*** Entries shown

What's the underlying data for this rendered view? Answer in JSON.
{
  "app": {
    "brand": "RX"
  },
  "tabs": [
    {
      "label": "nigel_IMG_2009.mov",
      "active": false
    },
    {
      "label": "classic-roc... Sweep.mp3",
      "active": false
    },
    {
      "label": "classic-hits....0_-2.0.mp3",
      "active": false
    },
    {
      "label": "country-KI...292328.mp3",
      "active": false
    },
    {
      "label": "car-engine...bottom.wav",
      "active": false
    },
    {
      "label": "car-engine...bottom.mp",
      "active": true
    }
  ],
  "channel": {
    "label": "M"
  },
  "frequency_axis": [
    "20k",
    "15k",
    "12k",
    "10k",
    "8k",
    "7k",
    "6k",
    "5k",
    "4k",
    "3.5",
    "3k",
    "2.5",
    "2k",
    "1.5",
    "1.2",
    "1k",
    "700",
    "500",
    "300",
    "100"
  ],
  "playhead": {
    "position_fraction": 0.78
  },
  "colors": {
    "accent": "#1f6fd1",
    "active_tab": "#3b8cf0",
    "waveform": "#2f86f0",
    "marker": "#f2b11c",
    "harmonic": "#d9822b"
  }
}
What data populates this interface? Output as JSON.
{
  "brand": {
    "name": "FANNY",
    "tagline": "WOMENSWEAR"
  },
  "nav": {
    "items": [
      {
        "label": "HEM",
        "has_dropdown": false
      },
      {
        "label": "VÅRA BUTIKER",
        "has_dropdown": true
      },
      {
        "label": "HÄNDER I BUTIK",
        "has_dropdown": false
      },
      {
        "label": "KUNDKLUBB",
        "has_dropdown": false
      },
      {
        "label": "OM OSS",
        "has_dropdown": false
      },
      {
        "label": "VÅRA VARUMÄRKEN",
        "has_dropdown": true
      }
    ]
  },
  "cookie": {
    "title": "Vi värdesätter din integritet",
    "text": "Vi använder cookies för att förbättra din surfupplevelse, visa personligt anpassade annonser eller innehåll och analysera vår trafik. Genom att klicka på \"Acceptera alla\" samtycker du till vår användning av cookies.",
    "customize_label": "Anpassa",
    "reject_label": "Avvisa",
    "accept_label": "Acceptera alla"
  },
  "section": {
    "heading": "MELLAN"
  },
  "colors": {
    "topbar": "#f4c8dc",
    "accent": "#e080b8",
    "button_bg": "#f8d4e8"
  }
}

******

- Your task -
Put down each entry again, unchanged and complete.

- Exercise result -
What's the underlying data for this rendered view? Answer in JSON.
{
  "app": {
    "brand": "RX"
  },
  "tabs": [
    {
      "label": "nigel_IMG_2009.mov",
      "active": false
    },
    {
      "label": "classic-roc... Sweep.mp3",
      "active": false
    },
    {
      "label": "classic-hits....0_-2.0.mp3",
      "active": false
    },
    {
      "label": "country-KI...292328.mp3",
      "active": false
    },
    {
      "label": "car-engine...bottom.wav",
      "active": false
    },
    {
      "label": "car-engine...bottom.mp",
      "active": true
    }
  ],
  "channel": {
    "label": "M"
  },
  "frequency_axis": [
    "20k",
    "15k",
    "12k",
    "10k",
    "8k",
    "7k",
    "6k",
    "5k",
    "4k",
    "3.5",
    "3k",
    "2.5",
    "2k",
    "1.5",
    "1.2",
    "1k",
    "700",
    "500",
    "300",
    "100"
  ],
  "playhead": {
    "position_fraction": 0.78
  },
  "colors": {
    "accent": "#1f6fd1",
    "active_tab": "#3b8cf0",
    "waveform": "#2f86f0",
    "marker": "#f2b11c",
    "harmonic": "#d9822b"
  }
}
What data populates this interface? Output as JSON.
{
  "brand": {
    "name": "FANNY",
    "tagline": "WOMENSWEAR"
  },
  "nav": {
    "items": [
      {
        "label": "HEM",
        "has_dropdown": false
      },
      {
        "label": "VÅRA BUTIKER",
        "has_dropdown": true
      },
      {
        "label": "HÄNDER I BUTIK",
        "has_dropdown": false
      },
      {
        "label": "KUNDKLUBB",
        "has_dropdown": false
      },
      {
        "label": "OM OSS",
        "has_dropdown": false
      },
      {
        "label": "VÅRA VARUMÄRKEN",
        "has_dropdown": true
      }
    ]
  },
  "cookie": {
    "title": "Vi värdesätter din integritet",
    "text": "Vi använder cookies för att förbättra din surfupplevelse, visa personligt anpassade annonser eller innehåll och analysera vår trafik. Genom att klicka på \"Acceptera alla\" samtycker du till vår användning av cookies.",
    "customize_label": "Anpassa",
    "reject_label": "Avvisa",
    "accept_label": "Acceptera alla"
  },
  "section": {
    "heading": "MELLAN"
  },
  "colors": {
    "topbar": "#f4c8dc",
    "accent": "#e080b8",
    "button_bg": "#f8d4e8"
  }
}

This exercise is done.